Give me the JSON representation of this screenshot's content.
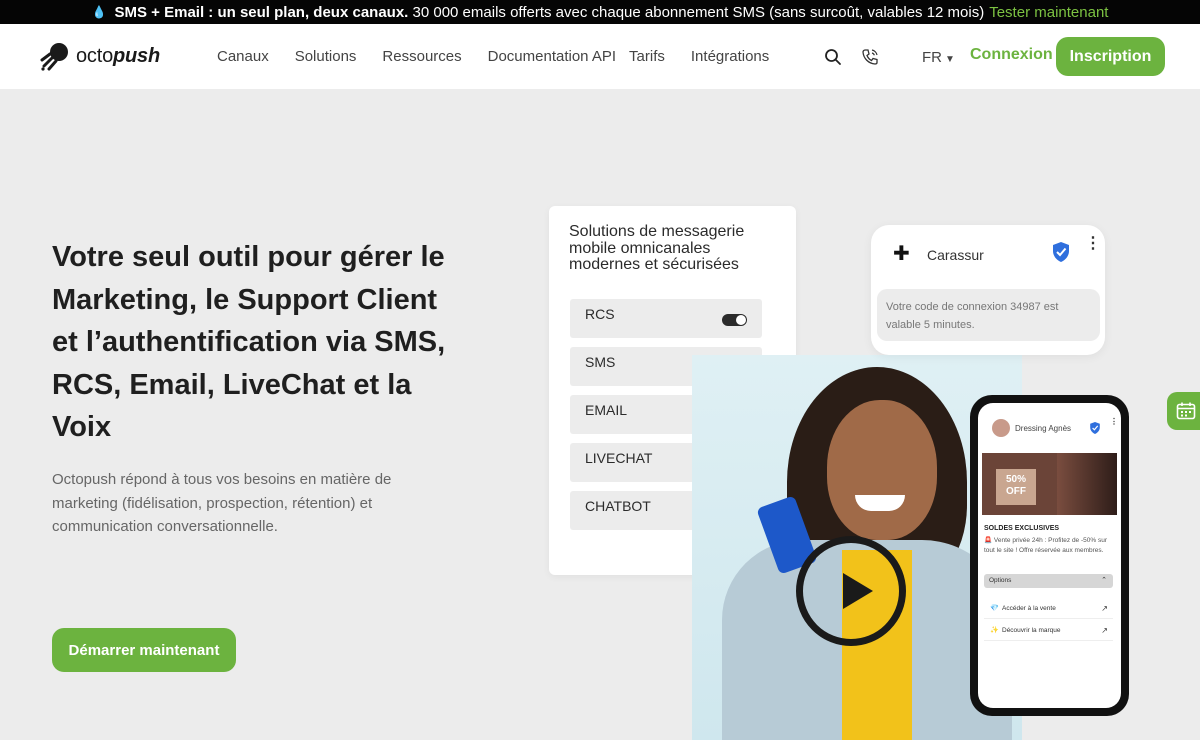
{
  "announcement": {
    "bold": "SMS + Email : un seul plan, deux canaux.",
    "text": "30 000 emails offerts avec chaque abonnement SMS (sans surcoût, valables 12 mois)",
    "cta": "Tester maintenant"
  },
  "header": {
    "logo_light": "octo",
    "logo_bold": "push",
    "nav": [
      "Canaux",
      "Solutions",
      "Ressources",
      "Documentation API",
      "Tarifs",
      "Intégrations"
    ],
    "lang": "FR",
    "login": "Connexion",
    "signup": "Inscription"
  },
  "hero": {
    "title": "Votre seul outil pour gérer le Marketing, le Support Client et l’authentification via SMS, RCS, Email, LiveChat et la Voix",
    "description": "Octopush répond à tous vos besoins en matière de marketing (fidélisation, prospection, rétention) et communication conversationnelle.",
    "cta": "Démarrer maintenant"
  },
  "solutions_card": {
    "title": "Solutions de messagerie mobile omnicanales modernes et sécurisées",
    "channels": [
      "RCS",
      "SMS",
      "EMAIL",
      "LIVECHAT",
      "CHATBOT"
    ]
  },
  "notification": {
    "sender": "Carassur",
    "message": "Votre code de connexion 34987 est valable 5 minutes."
  },
  "phone": {
    "brand": "Dressing Agnès",
    "promo": "50% OFF",
    "sale_title": "SOLDES EXCLUSIVES",
    "sale_text": "🚨 Vente privée 24h : Profitez de -50% sur tout le site ! Offre réservée aux membres.",
    "options_label": "Options",
    "options": [
      "Accéder à la vente",
      "Découvrir la marque"
    ]
  },
  "colors": {
    "brand_green": "#6cb33f",
    "dark": "#1f1f1f",
    "background": "#ececec"
  }
}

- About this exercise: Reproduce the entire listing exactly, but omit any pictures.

- Response:
Give me the JSON representation of this screenshot's content.
{
  "announcement": {
    "bold": "SMS + Email : un seul plan, deux canaux.",
    "text": "30 000 emails offerts avec chaque abonnement SMS (sans surcoût, valables 12 mois)",
    "cta": "Tester maintenant"
  },
  "header": {
    "logo_light": "octo",
    "logo_bold": "push",
    "nav": [
      "Canaux",
      "Solutions",
      "Ressources",
      "Documentation API",
      "Tarifs",
      "Intégrations"
    ],
    "lang": "FR",
    "login": "Connexion",
    "signup": "Inscription"
  },
  "hero": {
    "title": "Votre seul outil pour gérer le Marketing, le Support Client et l’authentification via SMS, RCS, Email, LiveChat et la Voix",
    "description": "Octopush répond à tous vos besoins en matière de marketing (fidélisation, prospection, rétention) et communication conversationnelle.",
    "cta": "Démarrer maintenant"
  },
  "solutions_card": {
    "title": "Solutions de messagerie mobile omnicanales modernes et sécurisées",
    "channels": [
      "RCS",
      "SMS",
      "EMAIL",
      "LIVECHAT",
      "CHATBOT"
    ]
  },
  "notification": {
    "sender": "Carassur",
    "message": "Votre code de connexion 34987 est valable 5 minutes."
  },
  "phone": {
    "brand": "Dressing Agnès",
    "promo": "50% OFF",
    "sale_title": "SOLDES EXCLUSIVES",
    "sale_text": "🚨 Vente privée 24h : Profitez de -50% sur tout le site ! Offre réservée aux membres.",
    "options_label": "Options",
    "options": [
      "Accéder à la vente",
      "Découvrir la marque"
    ]
  },
  "colors": {
    "brand_green": "#6cb33f",
    "dark": "#1f1f1f",
    "background": "#ececec"
  }
}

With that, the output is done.